Task
Every line that holds the word "cuenta" needs to be copied from the data below.

(Website and app data records)
********
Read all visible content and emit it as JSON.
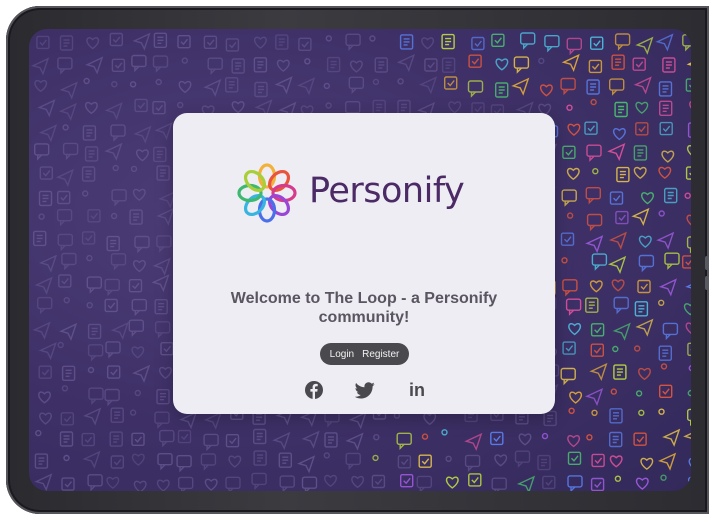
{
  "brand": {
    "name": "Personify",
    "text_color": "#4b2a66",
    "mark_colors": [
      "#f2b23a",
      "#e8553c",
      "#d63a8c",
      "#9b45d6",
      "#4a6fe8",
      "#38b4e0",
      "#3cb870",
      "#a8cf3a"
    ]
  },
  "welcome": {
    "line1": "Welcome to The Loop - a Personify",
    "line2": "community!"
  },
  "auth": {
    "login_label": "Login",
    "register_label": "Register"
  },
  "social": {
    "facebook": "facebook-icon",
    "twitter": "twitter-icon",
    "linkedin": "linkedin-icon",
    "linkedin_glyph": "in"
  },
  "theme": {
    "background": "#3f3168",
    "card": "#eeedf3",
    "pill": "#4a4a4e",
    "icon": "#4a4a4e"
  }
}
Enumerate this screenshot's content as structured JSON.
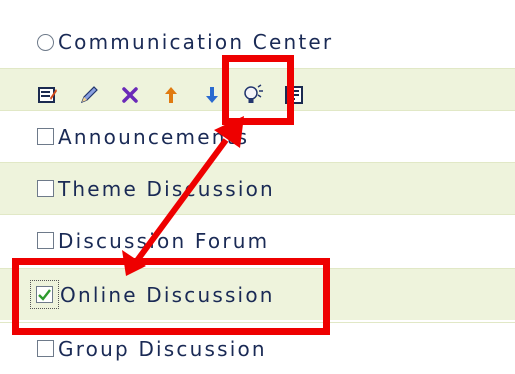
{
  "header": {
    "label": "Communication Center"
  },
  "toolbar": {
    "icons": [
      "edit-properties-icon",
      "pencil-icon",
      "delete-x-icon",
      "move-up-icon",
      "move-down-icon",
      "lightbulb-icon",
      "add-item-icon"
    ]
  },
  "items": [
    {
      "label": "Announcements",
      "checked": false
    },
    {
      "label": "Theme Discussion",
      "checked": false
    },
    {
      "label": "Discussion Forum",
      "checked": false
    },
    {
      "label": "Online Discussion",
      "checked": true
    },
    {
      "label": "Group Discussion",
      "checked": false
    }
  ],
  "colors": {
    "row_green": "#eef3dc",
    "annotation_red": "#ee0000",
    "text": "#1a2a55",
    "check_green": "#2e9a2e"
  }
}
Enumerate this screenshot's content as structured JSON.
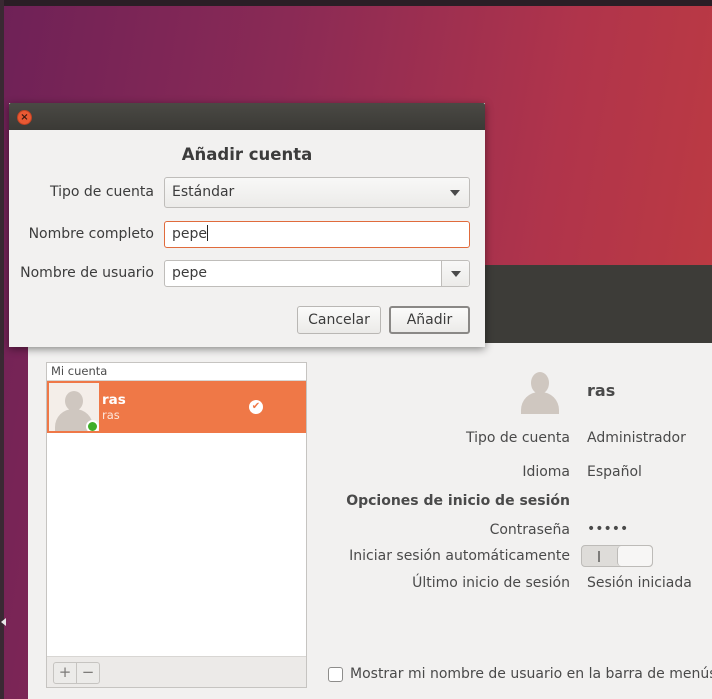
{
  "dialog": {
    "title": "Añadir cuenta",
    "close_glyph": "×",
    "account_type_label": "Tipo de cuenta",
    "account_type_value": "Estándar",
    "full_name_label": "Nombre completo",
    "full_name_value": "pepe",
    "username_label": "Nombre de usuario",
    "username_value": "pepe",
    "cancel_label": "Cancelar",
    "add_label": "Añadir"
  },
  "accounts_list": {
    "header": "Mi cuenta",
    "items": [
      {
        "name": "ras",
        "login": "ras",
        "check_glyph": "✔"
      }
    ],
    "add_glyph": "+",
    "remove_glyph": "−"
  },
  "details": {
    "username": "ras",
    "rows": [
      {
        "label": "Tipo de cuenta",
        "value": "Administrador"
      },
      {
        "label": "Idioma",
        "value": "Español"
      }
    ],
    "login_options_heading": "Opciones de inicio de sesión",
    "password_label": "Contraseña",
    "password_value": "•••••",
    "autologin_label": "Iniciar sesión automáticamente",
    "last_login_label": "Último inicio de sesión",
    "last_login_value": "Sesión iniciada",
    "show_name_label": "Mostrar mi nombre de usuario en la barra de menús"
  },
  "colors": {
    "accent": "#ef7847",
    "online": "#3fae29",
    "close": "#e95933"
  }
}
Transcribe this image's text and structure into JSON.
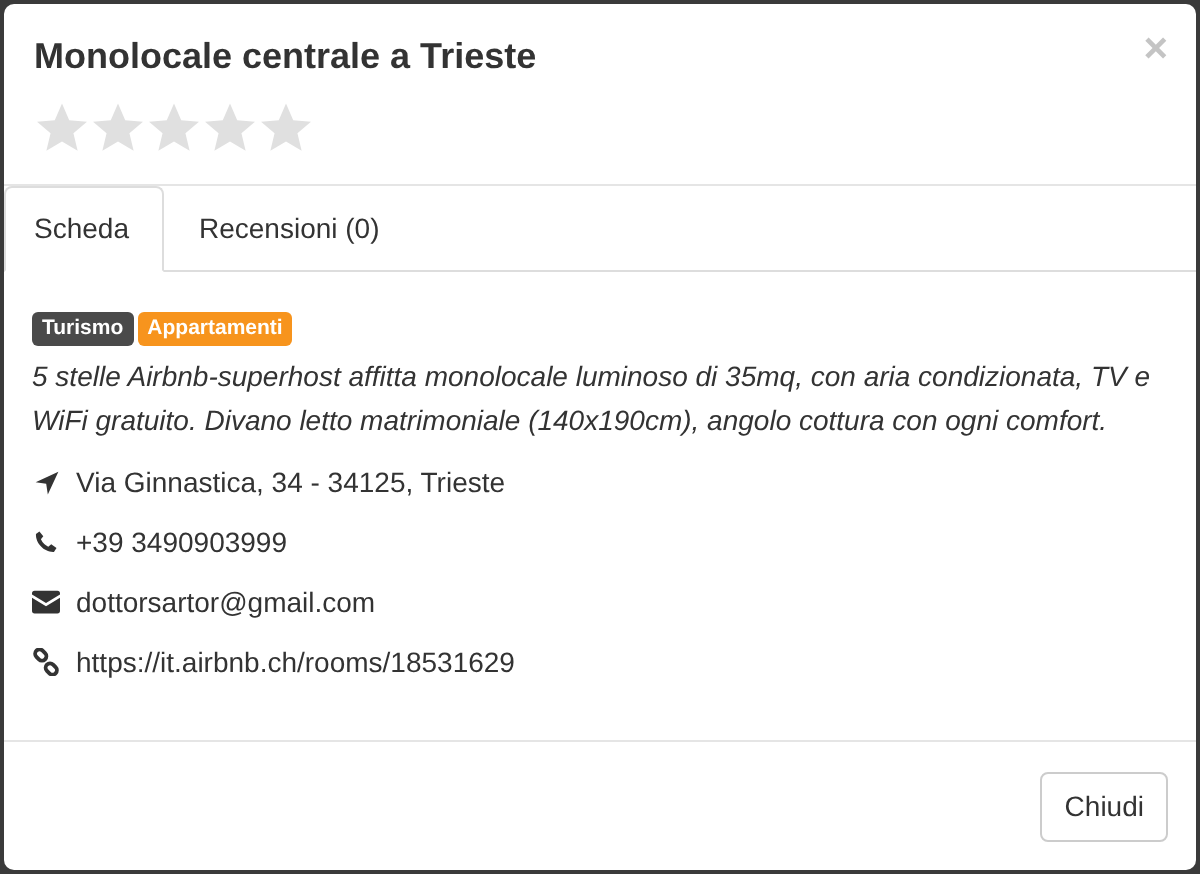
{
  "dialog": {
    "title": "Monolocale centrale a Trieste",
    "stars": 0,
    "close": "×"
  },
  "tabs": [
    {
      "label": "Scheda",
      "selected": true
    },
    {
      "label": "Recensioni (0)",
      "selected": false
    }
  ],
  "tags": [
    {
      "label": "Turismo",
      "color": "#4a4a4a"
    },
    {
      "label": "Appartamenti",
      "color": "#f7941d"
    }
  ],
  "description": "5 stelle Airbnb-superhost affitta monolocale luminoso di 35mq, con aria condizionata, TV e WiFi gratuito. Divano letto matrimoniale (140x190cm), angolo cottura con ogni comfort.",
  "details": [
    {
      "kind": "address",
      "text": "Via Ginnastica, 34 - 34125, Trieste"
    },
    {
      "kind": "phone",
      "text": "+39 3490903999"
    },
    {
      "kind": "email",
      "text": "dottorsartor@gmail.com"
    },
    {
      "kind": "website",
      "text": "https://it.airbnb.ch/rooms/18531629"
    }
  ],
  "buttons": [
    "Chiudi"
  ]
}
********
Answer to this exercise
    "title": "Añadir cuenta",
    "account_type_label": "Tipo de cuenta",
    "header": "Mi cuenta",
        "label": "Tipo de cuenta",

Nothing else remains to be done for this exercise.